Target may draw new customers as it partners with Ulta Beauty shops.  Target will offer a “shop-in-shop” experience in at least 100 locations nationwide.  In time, Target will offer more Ulta Beauty shops in additional stores.  “The durable strategy we have built has made Target a top retail destination. The ease and convenience of our stores and fulfillment services provide broad reach and relevance for the curated brands our guests love,” said Brian Cornell, chairman and CEO, Target. “In partnership with Ulta Beauty, a company that shares our deep guest focus, we are able to expand our growing beauty business with new, exciting brands, an immersive experience, and loyalty benefits to transform how our guests shop for all their beauty needs.”  The Target-Ulta partnership seems like a natural evolution, considering that both retailers are known for excelling at curation, omnichannel engagement and guest-centric experiences. 

Progressive Grocer

Robots Help Make Single Sort Recycling Valuable

Recycling has become part and parcel of what Americans do in their kitchens.  This, in part, is due to single source sorting.  All recycling is thrown into one bin and is sorted somewhere else.  However, many consumers throw unrecyclable items into their recycling containers which pollute single source recycling.  Polluted recycling often times ends up being dumped into landfills – defeating the purpose of recycling.   For the nation’s 600-plus recycling facilities, which process some 67 million tons of waste, recycling robots from, AMP Robotics are one answer to the current single source bottlenecks facing the industry.

AMP, which is based in Louisville, Colorado, has sold or leased 100 of its AI-powered robots since 2017 to more than 40 recycling facilities in North America, Europe and Japan. They’re not cheap, at a cost of up to $300,000 (or around $6,000 a month to lease), but those recycling centers are betting that the hefty capital expense will pay off with lower employment costs and higher efficiency. Forbes estimates that AMP’s revenue this year will reach $20 million, double its $10 million for 2019. And there’s lots of room for growth: Recycling is a $6.2 billion revenue market in the U.S., and while the overall market has been growing at less than 2 percent a year, facilities are trying to figure out how to get more out of their waste, the majority of which still ends up in landfills.

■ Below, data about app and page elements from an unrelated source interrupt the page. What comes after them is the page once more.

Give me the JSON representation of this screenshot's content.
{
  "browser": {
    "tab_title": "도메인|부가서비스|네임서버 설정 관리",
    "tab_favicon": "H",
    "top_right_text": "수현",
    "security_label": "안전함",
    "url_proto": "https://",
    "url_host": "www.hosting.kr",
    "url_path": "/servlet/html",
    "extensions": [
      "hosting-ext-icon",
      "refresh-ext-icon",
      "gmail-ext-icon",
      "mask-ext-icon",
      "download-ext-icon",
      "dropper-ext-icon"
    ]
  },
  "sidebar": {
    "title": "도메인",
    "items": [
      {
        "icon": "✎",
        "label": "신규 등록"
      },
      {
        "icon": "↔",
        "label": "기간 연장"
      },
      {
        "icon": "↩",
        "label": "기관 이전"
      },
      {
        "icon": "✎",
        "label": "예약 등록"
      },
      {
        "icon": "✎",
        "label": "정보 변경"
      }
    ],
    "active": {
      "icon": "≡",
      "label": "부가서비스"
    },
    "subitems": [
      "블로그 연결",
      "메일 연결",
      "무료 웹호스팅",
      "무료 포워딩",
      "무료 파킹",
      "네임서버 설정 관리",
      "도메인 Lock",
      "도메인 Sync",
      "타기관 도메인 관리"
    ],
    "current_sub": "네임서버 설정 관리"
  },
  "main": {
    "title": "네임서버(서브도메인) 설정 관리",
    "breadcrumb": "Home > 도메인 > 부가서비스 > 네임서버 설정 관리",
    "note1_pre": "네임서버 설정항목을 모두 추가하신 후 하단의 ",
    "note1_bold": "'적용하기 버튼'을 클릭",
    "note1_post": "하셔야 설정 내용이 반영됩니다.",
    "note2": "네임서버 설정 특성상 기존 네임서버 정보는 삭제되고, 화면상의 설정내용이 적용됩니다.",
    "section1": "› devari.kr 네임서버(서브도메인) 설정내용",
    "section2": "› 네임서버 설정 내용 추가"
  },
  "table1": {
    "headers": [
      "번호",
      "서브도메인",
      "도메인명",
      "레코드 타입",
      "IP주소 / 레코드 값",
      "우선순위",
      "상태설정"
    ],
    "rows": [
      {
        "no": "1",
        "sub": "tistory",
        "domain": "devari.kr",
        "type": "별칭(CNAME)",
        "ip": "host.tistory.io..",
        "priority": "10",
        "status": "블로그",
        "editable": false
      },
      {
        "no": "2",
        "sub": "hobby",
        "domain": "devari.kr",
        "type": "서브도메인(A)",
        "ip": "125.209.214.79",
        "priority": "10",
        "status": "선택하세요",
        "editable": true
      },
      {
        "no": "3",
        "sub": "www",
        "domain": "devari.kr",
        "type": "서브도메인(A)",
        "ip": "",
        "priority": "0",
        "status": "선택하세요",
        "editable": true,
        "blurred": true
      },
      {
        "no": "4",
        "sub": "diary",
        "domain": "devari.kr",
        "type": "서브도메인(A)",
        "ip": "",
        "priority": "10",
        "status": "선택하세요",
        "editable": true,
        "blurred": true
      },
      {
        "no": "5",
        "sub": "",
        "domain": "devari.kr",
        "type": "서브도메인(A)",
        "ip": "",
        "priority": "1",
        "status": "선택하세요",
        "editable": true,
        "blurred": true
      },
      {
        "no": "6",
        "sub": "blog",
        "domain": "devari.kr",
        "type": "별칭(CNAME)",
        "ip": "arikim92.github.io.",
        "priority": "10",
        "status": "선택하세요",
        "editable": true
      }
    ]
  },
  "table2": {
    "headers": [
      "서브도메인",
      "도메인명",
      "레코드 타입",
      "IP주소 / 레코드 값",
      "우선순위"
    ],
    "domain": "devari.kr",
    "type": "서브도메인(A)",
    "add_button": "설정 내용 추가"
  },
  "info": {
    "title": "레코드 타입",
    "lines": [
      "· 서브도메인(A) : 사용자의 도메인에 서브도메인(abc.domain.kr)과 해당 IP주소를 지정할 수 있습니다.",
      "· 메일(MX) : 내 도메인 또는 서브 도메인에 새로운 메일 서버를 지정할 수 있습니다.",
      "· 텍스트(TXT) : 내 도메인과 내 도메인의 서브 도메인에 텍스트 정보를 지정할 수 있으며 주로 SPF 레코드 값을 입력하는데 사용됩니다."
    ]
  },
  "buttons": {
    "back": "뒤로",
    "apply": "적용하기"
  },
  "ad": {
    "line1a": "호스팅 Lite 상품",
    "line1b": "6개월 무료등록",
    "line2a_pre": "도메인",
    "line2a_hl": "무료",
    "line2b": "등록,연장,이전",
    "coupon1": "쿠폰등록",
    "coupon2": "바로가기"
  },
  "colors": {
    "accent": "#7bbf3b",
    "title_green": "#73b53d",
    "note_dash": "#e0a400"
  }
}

AMP’s specialized robots are part and parcel of the solution.  They sort through dirty, polluted, and contaminated items thereby making landfill bound items valuable.  This in comparison to human sorting which has its own set of challenges including recruitment, retainment, and speed.  Robots are happy to work non-stop and do it at a faster and more accurate pace.  Ultimately, robot sorted recycling is a smart solution in adding value to material that often times end up in landfills. 

Thanks to both its technological promise and fast growth, AMP was featured on both Forbes’ AI 50 list of artificial intelligence companies to watch and the Survivors and Thrivers list of 25 small business standouts that outperformed during the pandemic.